Stored records
■ ■ ■ ■
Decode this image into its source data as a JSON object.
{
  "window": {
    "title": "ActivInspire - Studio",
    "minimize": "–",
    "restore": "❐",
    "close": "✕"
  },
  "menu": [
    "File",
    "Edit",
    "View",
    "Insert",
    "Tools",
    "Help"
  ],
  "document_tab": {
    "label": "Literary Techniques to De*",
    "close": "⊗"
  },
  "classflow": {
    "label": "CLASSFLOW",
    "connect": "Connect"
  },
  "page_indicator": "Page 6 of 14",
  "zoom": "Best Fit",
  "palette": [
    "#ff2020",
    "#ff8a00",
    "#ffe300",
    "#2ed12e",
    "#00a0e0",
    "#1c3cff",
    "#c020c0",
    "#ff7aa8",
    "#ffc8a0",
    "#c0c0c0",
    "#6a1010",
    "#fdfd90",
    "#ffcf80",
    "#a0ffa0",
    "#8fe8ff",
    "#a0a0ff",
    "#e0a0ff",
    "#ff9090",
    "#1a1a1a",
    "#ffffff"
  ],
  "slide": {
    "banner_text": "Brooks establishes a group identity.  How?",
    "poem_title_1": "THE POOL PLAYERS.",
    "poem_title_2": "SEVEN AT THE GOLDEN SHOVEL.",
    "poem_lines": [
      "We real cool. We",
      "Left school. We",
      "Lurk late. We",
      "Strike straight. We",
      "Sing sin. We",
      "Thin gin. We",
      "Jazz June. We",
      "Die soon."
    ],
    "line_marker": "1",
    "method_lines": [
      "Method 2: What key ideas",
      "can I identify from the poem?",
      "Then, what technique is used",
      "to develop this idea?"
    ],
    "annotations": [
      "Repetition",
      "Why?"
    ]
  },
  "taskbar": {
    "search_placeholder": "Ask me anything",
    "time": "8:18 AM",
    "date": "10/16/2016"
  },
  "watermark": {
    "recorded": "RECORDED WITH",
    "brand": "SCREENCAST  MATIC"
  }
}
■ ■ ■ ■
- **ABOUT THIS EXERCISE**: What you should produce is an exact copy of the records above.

- **RESULT OF THE EXERCISE**:
Decode this image into its source data as a JSON object.
{
  "window": {
    "title": "ActivInspire - Studio",
    "minimize": "–",
    "restore": "❐",
    "close": "✕"
  },
  "menu": [
    "File",
    "Edit",
    "View",
    "Insert",
    "Tools",
    "Help"
  ],
  "document_tab": {
    "label": "Literary Techniques to De*",
    "close": "⊗"
  },
  "classflow": {
    "label": "CLASSFLOW",
    "connect": "Connect"
  },
  "page_indicator": "Page 6 of 14",
  "zoom": "Best Fit",
  "palette": [
    "#ff2020",
    "#ff8a00",
    "#ffe300",
    "#2ed12e",
    "#00a0e0",
    "#1c3cff",
    "#c020c0",
    "#ff7aa8",
    "#ffc8a0",
    "#c0c0c0",
    "#6a1010",
    "#fdfd90",
    "#ffcf80",
    "#a0ffa0",
    "#8fe8ff",
    "#a0a0ff",
    "#e0a0ff",
    "#ff9090",
    "#1a1a1a",
    "#ffffff"
  ],
  "slide": {
    "banner_text": "Brooks establishes a group identity.  How?",
    "poem_title_1": "THE POOL PLAYERS.",
    "poem_title_2": "SEVEN AT THE GOLDEN SHOVEL.",
    "poem_lines": [
      "We real cool. We",
      "Left school. We",
      "Lurk late. We",
      "Strike straight. We",
      "Sing sin. We",
      "Thin gin. We",
      "Jazz June. We",
      "Die soon."
    ],
    "line_marker": "1",
    "method_lines": [
      "Method 2: What key ideas",
      "can I identify from the poem?",
      "Then, what technique is used",
      "to develop this idea?"
    ],
    "annotations": [
      "Repetition",
      "Why?"
    ]
  },
  "taskbar": {
    "search_placeholder": "Ask me anything",
    "time": "8:18 AM",
    "date": "10/16/2016"
  },
  "watermark": {
    "recorded": "RECORDED WITH",
    "brand": "SCREENCAST  MATIC"
  }
}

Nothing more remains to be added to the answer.